▶ _Problem description_
In how many lines of the data below does the word "North" appear? Reply with the number and nothing more.

▶ _Input material_

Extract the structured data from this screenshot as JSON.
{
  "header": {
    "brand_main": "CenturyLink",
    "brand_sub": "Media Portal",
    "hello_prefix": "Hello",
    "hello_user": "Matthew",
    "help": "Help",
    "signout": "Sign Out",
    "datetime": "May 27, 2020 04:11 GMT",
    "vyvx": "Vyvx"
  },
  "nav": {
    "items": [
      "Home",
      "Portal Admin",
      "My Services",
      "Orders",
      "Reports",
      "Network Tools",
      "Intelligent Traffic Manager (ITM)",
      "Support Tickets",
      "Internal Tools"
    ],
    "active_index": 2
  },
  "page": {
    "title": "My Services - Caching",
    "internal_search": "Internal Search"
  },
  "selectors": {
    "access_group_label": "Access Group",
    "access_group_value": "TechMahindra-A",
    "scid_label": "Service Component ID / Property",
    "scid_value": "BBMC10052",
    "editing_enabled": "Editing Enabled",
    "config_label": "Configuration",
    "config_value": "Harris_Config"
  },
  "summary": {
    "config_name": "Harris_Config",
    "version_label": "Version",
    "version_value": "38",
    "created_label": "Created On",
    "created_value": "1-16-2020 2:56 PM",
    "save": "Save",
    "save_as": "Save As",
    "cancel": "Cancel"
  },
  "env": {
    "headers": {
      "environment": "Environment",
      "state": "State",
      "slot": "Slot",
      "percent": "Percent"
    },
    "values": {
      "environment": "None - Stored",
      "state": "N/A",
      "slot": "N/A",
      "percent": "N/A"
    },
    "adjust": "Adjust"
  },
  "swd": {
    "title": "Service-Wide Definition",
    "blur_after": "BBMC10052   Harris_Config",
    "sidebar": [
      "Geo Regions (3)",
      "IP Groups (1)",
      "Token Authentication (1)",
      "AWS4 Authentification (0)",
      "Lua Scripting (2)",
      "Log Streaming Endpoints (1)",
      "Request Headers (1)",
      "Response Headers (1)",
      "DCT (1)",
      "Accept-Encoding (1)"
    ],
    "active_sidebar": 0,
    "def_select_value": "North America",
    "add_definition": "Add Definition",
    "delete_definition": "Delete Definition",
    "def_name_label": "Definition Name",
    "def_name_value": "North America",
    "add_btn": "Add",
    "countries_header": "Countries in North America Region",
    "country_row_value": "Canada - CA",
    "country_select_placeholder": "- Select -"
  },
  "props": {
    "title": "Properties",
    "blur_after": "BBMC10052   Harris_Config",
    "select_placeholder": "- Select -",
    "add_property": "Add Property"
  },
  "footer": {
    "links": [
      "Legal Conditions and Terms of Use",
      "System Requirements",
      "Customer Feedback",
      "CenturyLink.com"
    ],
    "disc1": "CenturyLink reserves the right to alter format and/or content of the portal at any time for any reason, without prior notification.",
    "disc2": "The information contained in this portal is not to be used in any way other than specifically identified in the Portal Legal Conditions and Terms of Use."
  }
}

▶ _Exercise answer_
3